Dublin offices remained investment of choice in 2019

South docks and suburbs emerged as top performers as supply met demand in the city

While an office environment might not be the ideal place to be right now or in the weeks and months ahead, as an asset class, it remains one of the main choices for funds and institutions looking for a relatively strong, stable and long-term return on their investment.

That was certainly the case in 2019, according to the Dublin Office Investment Market Report, which is due for publication on Wednesday by BNP Paribas Real Estate Ireland (BNPRE). Compiled in conjunction with MSCI, the report finds that the office sector accounted for more than 40 per cent of total turnover from an investment perspective last year. Some 310,000sq m (3,336,812sq ft) of office space was taken up across the capital in the 12 months to the end of last December.
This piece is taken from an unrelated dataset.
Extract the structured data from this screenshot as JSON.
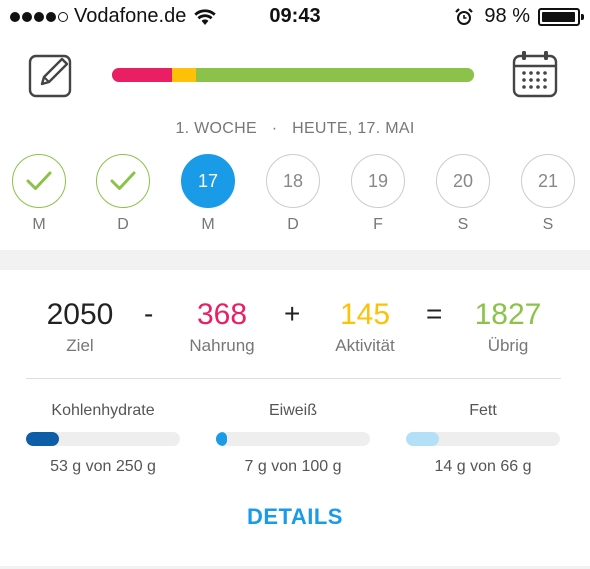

And while total Dublin office returns dropped to 5.9 per cent in 2019 from the 9 per cent recorded the previous year, BNPRE notes that performance as being “relatively strong when compared with other investment classes” within the context of the continuing low interest rate environment.

Looking at rental growth, the report finds that prime rents in Dublin’s core central business district (CBD) stabilised in 2019 as supply came into line with demand.
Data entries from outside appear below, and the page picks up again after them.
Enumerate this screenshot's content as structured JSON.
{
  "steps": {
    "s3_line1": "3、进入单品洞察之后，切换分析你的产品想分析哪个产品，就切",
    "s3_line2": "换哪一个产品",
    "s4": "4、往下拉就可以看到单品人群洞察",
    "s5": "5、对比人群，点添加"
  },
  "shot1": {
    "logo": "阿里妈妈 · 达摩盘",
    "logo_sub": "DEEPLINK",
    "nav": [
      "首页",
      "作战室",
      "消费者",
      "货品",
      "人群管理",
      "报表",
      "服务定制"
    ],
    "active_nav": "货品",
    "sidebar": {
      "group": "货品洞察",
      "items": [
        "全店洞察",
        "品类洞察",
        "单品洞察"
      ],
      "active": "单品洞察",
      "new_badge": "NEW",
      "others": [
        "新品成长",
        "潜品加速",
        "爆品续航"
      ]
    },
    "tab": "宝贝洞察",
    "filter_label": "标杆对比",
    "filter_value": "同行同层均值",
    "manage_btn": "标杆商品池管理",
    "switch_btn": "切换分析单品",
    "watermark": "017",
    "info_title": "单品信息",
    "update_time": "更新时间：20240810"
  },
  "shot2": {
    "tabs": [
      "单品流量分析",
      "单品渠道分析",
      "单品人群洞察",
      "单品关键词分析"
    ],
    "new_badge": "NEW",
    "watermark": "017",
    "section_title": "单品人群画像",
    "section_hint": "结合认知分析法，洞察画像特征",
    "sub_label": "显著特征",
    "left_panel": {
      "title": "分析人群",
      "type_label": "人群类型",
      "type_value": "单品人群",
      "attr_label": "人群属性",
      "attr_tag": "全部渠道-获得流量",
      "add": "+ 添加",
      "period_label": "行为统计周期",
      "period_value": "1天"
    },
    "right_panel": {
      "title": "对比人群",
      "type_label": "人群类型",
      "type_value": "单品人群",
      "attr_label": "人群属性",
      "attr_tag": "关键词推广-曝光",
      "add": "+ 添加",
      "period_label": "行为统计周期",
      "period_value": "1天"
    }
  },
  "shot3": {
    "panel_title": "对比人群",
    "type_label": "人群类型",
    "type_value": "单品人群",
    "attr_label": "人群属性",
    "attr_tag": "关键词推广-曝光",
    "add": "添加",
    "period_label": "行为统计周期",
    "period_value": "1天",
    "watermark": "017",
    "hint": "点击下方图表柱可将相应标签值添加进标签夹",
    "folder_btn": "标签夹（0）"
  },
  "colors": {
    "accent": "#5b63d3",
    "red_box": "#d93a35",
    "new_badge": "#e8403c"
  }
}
Even as the city centre recorded minimal rental growth however, BNPRE Ireland’s head of research, Kate Ryan, points out how Dublin’s south docks area registered an above-average increase of 2.1 per cent in 2019 as the delivery of new office stock enhanced its appeal for both investors and occupiers. Overall, the report finds that office rents across the capital increased by 1.7 per cent last year compared with 1.8 per cent in 2018.

Suburban locations

The growth in popularity of non-CBD and suburban locations, including most notably the Sandyford Business District (SBD), saw these areas emerge as the top performers of the Dublin office market last year.

Among the more significant deals recorded there were Facebook’s leasing of 15,979sq m (171,996sq ft) at the refurbished Nova Atria South Building, and Google’s agreement to take more than 7,000sq m (75,000sq ft) in Block I at Central Park. Sandyford has recorded a strong start to 2020 meanwhile, following Mastercard’s decision to locate its new European technology hub across 325,000sq ft at One, Two and Three South County. The agreement represents the biggest letting to have taken place to date in Dublin’s suburban office market.

Income returns became a key driver of growth in 2019 according to the report, with the overall Dublin office market recording a total return of 4.7 per cent to year-end. This represented a slight increase relative to 2018 when the income return was 4.5 per cent. Capital growth for 2019 moderated across the entire sample, standing at just 1.1 per cent, down from 4.3 per cent in 2018.

The slower capital value growth was attributable in part, BNPRE says, to the negative impact of the Government’s 1.5 per cent increase in commercial stamp duty in Budget 2020.

Equivalent yields for the Dublin office market stood at 5.3 per cent in December 2019, representing a contraction of 12.7 bps (basis points) relative to December 2018. Equivalent yields in suburban locations were higher, indicating the potential for further strong growth in these locations.

Ronald Quinlan

Ronald Quinlan

Ronald Quinlan is Acting Property Editor of The Irish Times